## Task to carry out
Given the listing below, the answer must be only the number of lines containing the string "name".

## Given records

● ● ● ●

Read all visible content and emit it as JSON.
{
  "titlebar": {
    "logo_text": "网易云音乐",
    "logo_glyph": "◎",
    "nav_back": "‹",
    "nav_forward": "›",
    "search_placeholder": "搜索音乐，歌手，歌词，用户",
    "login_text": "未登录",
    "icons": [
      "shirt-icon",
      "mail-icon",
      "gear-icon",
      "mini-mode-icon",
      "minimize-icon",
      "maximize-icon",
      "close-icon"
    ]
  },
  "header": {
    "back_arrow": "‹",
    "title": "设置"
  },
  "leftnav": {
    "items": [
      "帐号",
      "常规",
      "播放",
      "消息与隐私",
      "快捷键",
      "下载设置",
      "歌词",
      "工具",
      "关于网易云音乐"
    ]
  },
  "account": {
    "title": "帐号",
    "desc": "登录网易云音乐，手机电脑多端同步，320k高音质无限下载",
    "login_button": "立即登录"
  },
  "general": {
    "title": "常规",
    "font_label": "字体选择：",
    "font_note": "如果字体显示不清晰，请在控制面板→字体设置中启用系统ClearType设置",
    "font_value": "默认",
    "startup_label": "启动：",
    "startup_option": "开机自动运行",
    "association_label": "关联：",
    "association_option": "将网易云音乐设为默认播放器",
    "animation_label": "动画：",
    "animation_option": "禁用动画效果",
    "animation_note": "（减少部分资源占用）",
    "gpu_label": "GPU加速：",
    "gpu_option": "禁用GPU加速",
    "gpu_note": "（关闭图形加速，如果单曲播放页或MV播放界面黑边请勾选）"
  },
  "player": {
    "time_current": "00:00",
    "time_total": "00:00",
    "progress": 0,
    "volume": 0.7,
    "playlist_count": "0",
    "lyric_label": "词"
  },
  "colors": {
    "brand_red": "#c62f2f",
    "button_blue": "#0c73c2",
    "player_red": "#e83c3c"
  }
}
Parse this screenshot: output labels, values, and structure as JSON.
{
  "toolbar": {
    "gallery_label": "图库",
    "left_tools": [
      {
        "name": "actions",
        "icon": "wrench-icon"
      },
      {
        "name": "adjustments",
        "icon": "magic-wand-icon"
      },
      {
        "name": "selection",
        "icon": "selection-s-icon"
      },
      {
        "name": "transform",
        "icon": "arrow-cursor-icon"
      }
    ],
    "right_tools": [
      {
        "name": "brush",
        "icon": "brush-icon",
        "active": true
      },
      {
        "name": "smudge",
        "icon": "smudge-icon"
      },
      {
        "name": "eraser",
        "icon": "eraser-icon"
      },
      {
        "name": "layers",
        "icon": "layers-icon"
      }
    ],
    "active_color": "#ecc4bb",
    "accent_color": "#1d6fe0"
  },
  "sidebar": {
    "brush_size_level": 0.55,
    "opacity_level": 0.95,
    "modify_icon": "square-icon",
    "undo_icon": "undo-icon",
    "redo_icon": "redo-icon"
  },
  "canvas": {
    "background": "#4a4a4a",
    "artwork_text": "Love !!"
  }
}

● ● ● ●

## Written reply
8